Picks and Pans Review: Bugsy
updated 12/23/1991 AT 01:00 AM EST
•originally published 12/23/1991 AT 01:00 AM EST
Some movie failures (artistic if not box office) inspire heartfelt glee. The failure of Bugsy, however, inspires only regret; it's clear how much effort was expended for little return.
With a wife and two daughters stashed in Scarsdale, N.Y., debonair mobster Benjamin "Bugsy" Siegel heads to Los Angeles to cut his boys in on the West Coast action and to rub elbows with movie stars. His travel plans don't call for falling in love, but he does, with starlet Virginia Hill (Annette Bening), a babe who has been around the block a few times—and is proud of it.
It is on a trip through the Nevada desert with Virginia and henchman Mickey Cohen (Harvey Keitel) that Siegel hatches his notion of building the first Las Vegas hotel-casino.

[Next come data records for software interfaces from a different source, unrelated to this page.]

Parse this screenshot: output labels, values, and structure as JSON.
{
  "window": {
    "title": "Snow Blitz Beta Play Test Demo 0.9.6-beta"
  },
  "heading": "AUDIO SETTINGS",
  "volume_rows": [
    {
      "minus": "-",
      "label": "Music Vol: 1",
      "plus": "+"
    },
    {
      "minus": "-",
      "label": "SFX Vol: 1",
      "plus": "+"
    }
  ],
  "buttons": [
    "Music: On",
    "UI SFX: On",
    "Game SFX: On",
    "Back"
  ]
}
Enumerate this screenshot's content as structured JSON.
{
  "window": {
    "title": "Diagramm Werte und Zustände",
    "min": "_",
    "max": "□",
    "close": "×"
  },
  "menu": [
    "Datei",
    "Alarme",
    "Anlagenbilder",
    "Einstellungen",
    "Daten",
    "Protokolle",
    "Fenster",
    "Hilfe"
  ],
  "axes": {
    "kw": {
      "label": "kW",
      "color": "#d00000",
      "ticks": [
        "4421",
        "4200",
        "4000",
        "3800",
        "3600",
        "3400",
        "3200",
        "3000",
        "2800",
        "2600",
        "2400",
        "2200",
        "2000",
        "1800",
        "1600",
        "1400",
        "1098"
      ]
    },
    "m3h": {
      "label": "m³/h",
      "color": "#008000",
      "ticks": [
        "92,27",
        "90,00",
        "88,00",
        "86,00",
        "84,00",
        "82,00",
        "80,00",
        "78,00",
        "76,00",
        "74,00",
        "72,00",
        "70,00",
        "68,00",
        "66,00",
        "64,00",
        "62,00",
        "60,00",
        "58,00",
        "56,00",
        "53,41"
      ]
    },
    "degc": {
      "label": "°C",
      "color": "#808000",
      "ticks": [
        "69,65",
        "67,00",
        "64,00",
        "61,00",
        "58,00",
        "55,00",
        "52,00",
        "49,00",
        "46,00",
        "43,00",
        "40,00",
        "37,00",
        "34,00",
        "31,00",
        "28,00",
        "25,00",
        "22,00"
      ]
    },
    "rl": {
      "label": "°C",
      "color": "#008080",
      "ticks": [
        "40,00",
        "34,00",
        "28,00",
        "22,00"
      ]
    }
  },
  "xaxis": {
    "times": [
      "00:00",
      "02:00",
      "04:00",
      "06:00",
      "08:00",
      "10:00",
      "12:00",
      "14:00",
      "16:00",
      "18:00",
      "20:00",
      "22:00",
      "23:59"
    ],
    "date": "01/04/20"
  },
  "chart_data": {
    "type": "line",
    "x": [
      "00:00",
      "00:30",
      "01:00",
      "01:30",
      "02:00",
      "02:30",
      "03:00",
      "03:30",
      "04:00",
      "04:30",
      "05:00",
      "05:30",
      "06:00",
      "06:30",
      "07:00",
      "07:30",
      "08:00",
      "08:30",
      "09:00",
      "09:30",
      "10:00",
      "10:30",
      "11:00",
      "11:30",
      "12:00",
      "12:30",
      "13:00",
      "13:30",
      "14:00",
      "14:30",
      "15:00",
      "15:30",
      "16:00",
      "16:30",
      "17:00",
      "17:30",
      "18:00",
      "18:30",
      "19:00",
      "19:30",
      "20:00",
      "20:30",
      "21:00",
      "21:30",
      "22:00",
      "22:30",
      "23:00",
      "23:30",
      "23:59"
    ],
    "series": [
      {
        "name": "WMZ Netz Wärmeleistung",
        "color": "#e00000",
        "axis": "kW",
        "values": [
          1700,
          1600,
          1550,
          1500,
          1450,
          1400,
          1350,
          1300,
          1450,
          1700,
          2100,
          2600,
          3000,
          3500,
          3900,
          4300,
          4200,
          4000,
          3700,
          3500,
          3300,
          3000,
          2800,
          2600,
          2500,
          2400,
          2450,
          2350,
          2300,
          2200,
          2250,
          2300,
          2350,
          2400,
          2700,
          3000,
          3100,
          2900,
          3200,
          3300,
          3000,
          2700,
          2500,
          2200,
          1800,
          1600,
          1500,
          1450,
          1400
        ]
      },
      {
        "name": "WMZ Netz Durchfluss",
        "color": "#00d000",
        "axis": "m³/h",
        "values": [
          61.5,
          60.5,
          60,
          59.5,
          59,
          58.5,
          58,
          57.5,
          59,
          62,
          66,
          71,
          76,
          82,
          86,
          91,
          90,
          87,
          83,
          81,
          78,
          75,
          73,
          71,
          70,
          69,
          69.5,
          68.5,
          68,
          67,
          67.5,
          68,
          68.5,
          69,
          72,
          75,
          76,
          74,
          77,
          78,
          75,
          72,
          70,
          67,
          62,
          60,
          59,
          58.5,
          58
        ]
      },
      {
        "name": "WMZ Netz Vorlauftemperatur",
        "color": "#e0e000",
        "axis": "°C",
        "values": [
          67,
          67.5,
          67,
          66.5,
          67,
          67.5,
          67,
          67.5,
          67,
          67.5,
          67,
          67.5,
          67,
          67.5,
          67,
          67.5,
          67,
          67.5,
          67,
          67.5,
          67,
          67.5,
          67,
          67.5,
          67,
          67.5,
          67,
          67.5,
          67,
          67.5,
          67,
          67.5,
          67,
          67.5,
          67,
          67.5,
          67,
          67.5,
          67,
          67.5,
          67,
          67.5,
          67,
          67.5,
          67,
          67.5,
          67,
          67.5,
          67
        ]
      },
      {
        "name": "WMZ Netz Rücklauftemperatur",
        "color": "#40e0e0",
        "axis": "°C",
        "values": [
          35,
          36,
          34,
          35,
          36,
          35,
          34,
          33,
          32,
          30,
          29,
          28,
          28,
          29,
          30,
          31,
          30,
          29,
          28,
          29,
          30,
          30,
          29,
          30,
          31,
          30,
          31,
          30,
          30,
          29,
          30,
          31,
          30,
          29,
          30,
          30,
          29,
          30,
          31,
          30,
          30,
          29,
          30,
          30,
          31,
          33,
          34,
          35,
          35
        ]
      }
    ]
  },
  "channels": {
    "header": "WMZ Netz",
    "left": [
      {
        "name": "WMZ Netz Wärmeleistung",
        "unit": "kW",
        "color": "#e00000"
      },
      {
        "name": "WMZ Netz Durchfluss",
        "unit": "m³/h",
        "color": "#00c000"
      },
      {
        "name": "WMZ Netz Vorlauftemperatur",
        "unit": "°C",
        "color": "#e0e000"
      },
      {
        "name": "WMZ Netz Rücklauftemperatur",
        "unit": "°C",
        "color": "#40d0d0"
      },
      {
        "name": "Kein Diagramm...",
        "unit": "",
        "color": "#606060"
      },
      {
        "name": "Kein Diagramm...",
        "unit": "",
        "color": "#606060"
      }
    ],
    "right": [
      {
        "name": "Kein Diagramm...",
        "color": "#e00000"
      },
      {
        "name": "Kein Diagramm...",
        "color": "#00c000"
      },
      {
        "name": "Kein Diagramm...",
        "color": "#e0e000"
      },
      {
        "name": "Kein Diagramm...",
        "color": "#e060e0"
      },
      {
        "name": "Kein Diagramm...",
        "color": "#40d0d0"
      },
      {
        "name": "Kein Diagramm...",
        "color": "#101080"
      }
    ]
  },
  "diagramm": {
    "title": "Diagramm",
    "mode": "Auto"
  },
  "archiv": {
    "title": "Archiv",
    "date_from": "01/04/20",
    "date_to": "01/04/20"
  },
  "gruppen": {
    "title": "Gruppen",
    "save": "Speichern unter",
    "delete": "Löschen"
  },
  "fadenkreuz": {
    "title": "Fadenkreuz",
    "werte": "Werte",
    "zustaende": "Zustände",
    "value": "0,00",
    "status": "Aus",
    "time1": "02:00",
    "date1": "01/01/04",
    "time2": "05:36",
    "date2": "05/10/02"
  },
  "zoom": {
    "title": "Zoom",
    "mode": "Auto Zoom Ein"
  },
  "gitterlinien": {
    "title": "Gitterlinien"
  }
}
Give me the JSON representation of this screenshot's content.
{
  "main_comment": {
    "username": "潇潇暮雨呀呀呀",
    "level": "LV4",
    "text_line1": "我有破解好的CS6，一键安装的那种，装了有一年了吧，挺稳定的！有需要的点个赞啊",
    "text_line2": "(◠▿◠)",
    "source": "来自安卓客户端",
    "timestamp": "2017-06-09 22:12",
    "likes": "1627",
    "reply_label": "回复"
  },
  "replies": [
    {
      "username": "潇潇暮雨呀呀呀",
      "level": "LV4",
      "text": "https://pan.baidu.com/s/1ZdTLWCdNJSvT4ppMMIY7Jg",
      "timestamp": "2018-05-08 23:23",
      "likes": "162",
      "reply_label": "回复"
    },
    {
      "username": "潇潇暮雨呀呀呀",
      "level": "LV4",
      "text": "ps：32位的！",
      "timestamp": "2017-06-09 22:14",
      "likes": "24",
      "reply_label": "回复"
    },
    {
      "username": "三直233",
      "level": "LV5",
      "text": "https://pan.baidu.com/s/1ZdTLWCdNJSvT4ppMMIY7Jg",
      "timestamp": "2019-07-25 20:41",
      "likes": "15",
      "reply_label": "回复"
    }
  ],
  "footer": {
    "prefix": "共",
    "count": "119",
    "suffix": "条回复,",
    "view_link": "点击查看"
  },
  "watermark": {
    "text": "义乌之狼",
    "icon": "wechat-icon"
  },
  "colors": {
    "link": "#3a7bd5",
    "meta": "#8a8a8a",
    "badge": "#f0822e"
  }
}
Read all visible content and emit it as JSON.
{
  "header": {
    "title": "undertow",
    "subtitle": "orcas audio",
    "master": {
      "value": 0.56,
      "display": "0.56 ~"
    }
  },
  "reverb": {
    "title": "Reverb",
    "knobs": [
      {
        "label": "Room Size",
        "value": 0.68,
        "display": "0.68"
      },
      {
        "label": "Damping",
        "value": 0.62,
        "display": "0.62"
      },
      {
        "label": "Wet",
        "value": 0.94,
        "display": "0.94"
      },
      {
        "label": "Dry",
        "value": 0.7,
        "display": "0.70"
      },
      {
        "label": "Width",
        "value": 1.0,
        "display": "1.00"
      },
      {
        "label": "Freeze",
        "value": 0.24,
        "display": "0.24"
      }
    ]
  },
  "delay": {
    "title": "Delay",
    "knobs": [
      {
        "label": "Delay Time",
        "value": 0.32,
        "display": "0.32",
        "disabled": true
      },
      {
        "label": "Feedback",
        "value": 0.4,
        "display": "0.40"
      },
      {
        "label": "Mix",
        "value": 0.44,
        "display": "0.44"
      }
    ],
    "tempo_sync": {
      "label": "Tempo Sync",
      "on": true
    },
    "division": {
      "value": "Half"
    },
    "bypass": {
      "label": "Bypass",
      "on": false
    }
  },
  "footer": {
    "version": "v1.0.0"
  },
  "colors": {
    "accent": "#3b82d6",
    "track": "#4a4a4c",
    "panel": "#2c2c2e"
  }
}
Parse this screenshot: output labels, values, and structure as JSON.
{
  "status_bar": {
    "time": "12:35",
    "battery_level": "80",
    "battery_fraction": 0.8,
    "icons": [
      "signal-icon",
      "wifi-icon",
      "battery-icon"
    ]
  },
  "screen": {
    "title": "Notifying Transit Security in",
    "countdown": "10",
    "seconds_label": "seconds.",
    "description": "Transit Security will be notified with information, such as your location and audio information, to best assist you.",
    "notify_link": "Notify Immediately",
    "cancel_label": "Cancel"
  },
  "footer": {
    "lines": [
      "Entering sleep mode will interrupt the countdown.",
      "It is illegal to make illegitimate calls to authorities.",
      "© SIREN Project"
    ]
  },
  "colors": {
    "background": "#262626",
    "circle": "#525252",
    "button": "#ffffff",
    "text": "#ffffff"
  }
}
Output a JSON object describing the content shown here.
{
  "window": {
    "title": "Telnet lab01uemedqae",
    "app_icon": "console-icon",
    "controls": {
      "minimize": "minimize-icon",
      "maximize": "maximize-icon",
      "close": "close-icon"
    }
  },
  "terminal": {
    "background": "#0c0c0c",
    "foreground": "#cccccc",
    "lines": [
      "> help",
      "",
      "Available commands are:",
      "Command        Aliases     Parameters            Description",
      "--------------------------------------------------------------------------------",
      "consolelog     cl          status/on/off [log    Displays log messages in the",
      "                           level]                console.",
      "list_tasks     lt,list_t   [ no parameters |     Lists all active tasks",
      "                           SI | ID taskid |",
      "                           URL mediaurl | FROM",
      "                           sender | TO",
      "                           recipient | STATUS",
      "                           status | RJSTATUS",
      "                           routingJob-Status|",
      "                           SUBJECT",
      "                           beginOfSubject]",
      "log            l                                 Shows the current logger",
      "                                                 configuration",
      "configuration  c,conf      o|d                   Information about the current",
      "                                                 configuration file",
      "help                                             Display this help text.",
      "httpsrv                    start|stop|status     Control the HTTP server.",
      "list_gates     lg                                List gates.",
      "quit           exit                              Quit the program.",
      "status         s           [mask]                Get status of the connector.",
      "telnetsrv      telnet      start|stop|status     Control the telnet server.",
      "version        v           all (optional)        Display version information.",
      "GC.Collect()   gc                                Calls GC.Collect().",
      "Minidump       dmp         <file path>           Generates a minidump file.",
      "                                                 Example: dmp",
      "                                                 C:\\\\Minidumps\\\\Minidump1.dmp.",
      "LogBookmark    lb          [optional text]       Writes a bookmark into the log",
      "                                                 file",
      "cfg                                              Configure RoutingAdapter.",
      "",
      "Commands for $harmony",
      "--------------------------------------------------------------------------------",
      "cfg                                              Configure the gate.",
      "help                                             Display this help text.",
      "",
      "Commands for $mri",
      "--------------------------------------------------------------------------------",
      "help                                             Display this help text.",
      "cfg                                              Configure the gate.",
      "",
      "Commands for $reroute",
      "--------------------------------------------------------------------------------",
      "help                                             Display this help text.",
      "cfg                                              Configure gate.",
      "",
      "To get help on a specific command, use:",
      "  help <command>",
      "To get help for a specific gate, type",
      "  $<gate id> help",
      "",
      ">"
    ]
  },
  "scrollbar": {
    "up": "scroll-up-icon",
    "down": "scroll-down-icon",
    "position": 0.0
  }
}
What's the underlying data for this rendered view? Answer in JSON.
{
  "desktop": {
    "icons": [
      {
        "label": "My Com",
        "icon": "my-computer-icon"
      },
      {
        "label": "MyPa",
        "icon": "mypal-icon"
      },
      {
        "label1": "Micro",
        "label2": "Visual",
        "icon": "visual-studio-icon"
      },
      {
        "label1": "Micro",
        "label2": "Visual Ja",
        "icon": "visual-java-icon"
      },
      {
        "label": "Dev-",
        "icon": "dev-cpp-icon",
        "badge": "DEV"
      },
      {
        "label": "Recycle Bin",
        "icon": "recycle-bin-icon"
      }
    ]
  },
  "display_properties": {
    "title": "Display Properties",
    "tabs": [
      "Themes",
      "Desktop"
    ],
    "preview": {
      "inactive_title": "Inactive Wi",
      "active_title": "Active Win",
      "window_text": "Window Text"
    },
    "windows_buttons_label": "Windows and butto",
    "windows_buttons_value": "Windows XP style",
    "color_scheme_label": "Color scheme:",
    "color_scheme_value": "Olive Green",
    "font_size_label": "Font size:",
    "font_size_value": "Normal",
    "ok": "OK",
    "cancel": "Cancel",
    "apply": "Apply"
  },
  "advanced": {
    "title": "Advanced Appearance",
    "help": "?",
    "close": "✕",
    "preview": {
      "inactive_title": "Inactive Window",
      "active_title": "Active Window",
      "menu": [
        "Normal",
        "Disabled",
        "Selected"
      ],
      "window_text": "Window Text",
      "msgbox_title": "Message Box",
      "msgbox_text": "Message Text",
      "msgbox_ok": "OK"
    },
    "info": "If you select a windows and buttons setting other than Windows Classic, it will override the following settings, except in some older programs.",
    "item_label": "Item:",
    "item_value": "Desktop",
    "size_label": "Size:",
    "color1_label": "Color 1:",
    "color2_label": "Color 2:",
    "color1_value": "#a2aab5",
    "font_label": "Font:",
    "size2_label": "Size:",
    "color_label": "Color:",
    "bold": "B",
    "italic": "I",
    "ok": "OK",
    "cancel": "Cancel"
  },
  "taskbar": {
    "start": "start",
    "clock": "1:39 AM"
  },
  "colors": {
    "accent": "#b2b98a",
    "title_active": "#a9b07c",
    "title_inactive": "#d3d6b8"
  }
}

Bugsy treats this vision with a reverence that would be excessive in a movie about the invention of the wheel. Ben Kingsley as Meyer Lansky, and the late rock impresario Bill Graham as Charles "Lucky" Luciano, are quietly excellent as Siegel's partners in crime.
Unfortunately, there is about as much chemistry between Beatty and Bening (his offscreen love and soon-to-be mother of his child) as there was between Beatty and Madonna (his former offscreen love) in Dick Tracy. Which is to say, not much. More unfortunately, Bening is all pouts and twitching hips, and Beatty plays Bugsy now as a nutty sitcom dad, now as a poor man's Jack Nicholson. While Bugsy expertly captures the glamor of '40s Hollywood, it fails as the drama of a man whose dreams of glory lure him to an ignominious end. (R)